Las Vegas is a city of a thousand flashing lights racing on and off, bizarre and beautiful, meant to confuse people that there is no time here, no night and day, no past or future. It is just like having arrived at a palace at the end of the world, its oversized antiquitiess, employees wearing costumes, seducing you inside with a game of roulette or craps with the sound of money.
Behind the glitter and neon posts is an incredible array of colorful characters who enhance its mystique larger than life. The tales are taller of their winnings and losses in life as well as on the tables, their extreme experiences, even greater.
The characters both real and imagined, famous and obscure—whether a writer is looking for the classic kitchy Las Vegas of yesteryears, when it was known as the temple of the First American Dream (founded by Bugsy Siegal). There is a hidden world beyond its popular image ranging from the hilarious to the tragic. We are drawn to the city for the inspiration provided by its spirit and character, for what it says about us and our society whether as a cesspool for the crass or a pleasant palace of the ordinary mortal.

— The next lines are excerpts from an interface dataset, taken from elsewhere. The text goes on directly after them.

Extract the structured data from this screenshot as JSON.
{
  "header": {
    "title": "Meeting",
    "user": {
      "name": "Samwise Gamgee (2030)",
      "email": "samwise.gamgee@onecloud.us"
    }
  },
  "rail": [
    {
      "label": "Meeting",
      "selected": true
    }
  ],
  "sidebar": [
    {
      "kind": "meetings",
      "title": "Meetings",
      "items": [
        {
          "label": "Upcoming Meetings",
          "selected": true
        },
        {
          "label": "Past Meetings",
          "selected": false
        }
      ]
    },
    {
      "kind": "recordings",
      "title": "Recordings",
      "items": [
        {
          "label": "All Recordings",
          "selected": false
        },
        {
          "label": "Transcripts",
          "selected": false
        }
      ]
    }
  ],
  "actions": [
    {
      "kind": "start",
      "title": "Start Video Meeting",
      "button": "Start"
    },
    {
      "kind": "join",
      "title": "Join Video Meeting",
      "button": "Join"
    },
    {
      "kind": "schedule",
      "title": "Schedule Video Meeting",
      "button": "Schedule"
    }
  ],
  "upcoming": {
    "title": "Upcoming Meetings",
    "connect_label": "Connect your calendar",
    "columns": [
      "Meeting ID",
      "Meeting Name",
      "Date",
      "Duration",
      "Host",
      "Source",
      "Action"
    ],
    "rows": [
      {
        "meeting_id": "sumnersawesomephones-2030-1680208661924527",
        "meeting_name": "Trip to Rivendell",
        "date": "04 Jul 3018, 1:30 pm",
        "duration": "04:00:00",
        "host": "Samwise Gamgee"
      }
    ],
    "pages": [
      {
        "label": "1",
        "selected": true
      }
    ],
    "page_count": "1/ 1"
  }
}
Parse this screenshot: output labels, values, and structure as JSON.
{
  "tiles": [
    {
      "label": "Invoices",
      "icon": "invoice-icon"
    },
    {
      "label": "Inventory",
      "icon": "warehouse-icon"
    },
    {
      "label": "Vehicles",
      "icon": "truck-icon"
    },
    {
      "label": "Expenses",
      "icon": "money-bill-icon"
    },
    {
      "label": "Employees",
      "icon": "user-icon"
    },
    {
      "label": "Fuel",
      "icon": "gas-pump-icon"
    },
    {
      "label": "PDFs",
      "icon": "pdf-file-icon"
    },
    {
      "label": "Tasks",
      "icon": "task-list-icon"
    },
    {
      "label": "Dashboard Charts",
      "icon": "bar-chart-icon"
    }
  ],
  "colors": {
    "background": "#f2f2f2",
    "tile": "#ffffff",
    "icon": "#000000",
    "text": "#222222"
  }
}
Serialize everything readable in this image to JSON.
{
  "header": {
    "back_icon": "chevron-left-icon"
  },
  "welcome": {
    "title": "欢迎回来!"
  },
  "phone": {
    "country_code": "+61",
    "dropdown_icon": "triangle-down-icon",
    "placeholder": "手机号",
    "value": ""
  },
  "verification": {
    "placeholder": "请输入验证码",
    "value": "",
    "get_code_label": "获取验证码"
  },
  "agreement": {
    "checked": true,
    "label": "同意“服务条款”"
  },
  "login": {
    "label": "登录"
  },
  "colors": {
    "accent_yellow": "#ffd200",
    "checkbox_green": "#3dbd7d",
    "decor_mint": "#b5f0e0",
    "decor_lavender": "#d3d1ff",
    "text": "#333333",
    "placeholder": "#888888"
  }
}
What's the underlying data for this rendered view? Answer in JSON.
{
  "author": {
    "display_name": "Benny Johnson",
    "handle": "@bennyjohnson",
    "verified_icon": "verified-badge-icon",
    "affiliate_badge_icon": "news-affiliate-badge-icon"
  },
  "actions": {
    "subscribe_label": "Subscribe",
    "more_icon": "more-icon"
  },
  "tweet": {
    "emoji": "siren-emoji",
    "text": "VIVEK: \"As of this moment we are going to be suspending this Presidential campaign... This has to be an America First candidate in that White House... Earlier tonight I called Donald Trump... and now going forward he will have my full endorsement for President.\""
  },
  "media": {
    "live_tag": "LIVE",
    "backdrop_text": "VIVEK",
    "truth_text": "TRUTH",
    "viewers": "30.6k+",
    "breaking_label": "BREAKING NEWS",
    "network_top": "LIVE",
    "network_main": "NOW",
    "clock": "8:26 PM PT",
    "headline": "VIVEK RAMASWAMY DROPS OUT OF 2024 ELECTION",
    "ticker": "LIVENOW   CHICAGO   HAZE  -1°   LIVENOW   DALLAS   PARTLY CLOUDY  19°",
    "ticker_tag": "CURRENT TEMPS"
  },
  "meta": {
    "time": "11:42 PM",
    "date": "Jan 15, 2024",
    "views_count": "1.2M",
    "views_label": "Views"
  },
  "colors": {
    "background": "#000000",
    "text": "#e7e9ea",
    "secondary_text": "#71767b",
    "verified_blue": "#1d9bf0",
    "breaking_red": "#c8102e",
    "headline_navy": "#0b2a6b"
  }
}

Throw in the world’s best and worst gamblers, ladies room attendants, showgirls, conventioneers (doctors are the lowest tippers), to a haven of sin and vice, to its present incarnation as lower rollers gambling playground of today.
You start pondering about that cocktail waitress with the coiffed dyed hair like she was the chorus line beauty, wise cracking with hard, tired eyes and smile that happen on reflex. You know each person has a story.
Even as we talked, I could hear the handle of slot machines. They pulled and pulled and pulled, making you wonder where the money comes from, even imagined the possibility of the machine incubating their own coins and giving birth to the money—money while lights flashed and bells rang!
For some reason though, I knew the money could never be mine or yours, even if we had a truck load of coins to spend and pull the same machines all night long, until kingdom come. It will be devoured again and again, the nickels, and the dimes, and the quarters it provides for the hungry slot machines, rather than extra cash for the moonlighter. It seems to me that in some great sky, someone had chosen the lucky and the unlucky, the winner and loser. Luck wasn’t given because someone needed or deserved it, or I’ll be the luckiest one alive!
Vegas is the temptress that seduced and beguiled leading to wide doors, but these doors weren’t doors, they were great sucking machines of which money fell out of slot machines, into stacks of chips that grew taller or shorter on green felt tables for winners and losers.
In Vegas, you can do anything. Give in to that subsidiary thrill, that almost religious excitement before a game, to flashes of insanity and lunar influence. And even against all odds, you’ll get a great night and the greatest thing about that night is that you’ve done nothing to deserve it.
E-mail Mylah at firstname.lastname@example.org